The last few years running Acapulco and Tijuana have been the two most violent cities in Mexico. Measured by homicides. In both cases in Tijuana's case we are seeing a number of homicides that is half of what we saw when things were really bad in 2008 in 2009. Acapulco, however, is continuing to see increases your beer over this time. Generally speaking. I think what is particularly concerning in Acapulco is the unraveling or proliferation of organized crime groups that are again at this sub state level. Groups like the [Indiscernible - name]. Believed to be responsible in part for the massacre of 43 students back in September of September 2014. Groups like that sort of splintered off as a result of close to higher-level criminal organizations. In this case the [Indiscernible - name] that controlled organized crime in Mexico City. And other parts of southwestern Mexico.
Now data, he said that for a significant dent. During the climate decline in violence there was one major quote cartel. [Indiscernible - name]. You talk about the rise of smaller cartels cartelitos. Is drug trafficking still the major source of those smaller cartels?
For big organization like the [Indiscernible - name], they have the logistical capabilities. The connections and importantly the financial capability to bring role major drug trafficking actions. Including movement of cocaine from the Andean region into the United States. But for smaller organization's those capabilities are not as great paid that means those organizations are more likely to sustain themselves through predatory activities. Kidnapping, extortion, and even grand theft. Larceny. What we call the United States. In some ways the effort we have made over the last decade to break up major organized crime groups like the [Indiscernible - name] in some ways those have backfired or led to the unintended consequence that the kinds of crimes that we see from organized crime groups in Mexico are much more predatory, much more harmful to the average citizen.
So is it wrong to call this primarily drug violence in Mexico?

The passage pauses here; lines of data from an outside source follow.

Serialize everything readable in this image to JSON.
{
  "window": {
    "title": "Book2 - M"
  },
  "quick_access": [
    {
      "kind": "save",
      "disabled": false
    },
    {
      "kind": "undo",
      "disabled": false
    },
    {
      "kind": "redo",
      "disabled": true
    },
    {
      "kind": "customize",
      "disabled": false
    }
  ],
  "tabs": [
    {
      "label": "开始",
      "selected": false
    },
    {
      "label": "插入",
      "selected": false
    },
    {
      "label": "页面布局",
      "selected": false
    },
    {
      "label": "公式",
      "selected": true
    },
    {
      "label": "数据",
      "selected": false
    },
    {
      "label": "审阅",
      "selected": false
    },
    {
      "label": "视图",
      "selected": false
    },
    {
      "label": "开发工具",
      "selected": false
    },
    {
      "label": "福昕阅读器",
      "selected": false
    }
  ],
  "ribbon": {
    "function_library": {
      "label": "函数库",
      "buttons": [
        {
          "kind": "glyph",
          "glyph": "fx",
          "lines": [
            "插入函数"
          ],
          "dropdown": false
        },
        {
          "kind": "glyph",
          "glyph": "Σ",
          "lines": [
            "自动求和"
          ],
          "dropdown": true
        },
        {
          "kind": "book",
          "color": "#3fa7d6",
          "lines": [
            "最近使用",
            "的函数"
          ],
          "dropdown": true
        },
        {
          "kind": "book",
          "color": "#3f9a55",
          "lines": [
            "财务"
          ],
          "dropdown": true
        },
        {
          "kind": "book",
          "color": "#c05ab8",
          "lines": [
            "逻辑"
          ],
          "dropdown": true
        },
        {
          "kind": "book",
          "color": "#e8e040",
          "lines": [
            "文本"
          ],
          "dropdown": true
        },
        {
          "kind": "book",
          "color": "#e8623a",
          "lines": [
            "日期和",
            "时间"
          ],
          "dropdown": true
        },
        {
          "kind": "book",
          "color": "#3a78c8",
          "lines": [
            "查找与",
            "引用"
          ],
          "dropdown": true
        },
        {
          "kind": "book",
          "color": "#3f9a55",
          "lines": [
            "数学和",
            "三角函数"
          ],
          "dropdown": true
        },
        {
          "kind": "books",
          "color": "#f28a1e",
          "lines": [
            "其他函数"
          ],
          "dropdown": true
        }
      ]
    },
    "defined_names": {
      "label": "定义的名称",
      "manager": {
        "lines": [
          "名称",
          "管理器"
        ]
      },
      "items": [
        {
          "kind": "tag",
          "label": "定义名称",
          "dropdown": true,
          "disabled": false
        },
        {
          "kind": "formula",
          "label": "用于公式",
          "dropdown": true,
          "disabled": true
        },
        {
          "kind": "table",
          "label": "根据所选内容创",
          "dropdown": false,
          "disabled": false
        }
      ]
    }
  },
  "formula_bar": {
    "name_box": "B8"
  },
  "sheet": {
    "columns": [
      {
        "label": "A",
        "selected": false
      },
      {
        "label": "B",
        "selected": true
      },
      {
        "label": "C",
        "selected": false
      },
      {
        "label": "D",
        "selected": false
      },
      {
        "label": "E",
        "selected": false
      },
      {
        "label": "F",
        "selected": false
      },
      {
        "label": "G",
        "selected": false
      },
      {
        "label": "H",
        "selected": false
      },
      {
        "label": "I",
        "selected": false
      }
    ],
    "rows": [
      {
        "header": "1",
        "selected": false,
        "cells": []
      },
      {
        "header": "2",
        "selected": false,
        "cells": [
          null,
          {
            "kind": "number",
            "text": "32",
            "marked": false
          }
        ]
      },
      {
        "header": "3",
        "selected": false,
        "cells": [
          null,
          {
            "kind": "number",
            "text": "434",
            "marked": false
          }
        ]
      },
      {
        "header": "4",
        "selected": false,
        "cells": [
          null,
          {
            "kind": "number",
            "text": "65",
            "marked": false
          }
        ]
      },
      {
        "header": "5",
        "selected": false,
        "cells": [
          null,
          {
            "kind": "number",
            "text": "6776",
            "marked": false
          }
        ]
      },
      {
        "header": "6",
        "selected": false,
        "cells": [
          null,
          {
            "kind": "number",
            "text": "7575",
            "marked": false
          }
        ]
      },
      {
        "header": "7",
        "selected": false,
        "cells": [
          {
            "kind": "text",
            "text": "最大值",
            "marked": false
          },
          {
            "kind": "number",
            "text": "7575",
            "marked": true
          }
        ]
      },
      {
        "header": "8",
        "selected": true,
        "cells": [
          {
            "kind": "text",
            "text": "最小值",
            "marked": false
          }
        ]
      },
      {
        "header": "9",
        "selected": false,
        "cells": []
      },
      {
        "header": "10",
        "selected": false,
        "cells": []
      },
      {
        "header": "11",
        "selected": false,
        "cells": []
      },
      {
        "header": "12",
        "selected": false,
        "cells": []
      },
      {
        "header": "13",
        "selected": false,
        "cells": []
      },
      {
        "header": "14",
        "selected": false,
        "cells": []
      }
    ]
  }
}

We started the series of reports in 2000 We started the series of reports in 2010. And we haven't wanted to change the name. Drug violence in Mexico. Partly because the better part of the violence that we sold a large chunk of the violence that we see in Mexico is organized crime related. Most organized crime groups still have some hand in the drug trade. They may not be able to bankroll major operations from Columbia but they may be moving heroin on a smaller scale from the Golden triangle region in northwestern Mexico to into the United States. I think that there is still -- we can still call it drug violence in some sense. As an overarching term but it is very clear that there has been a diverse decay that depressed affect diversification of violence in Mexico.
Reflate what is the mood of Mexico about this increasing violence question
The focus is last on increasing violence than the inability of the Mexican government. Particularly the government of President Enrique Pena Nieto to come up with an effective response. This is a president who came into response promising he would cut files in half and there has been a lot of public frustration with the failure to make good on that promise. Even with the proliferation of human rights violations. A series of very serious human rights violations over the last couple years.
I have been speaking with David Shirk . Co-author of the new report on "Drug Violence in Mexico" in Mexico.
Thank you David.
Thank you Maureen.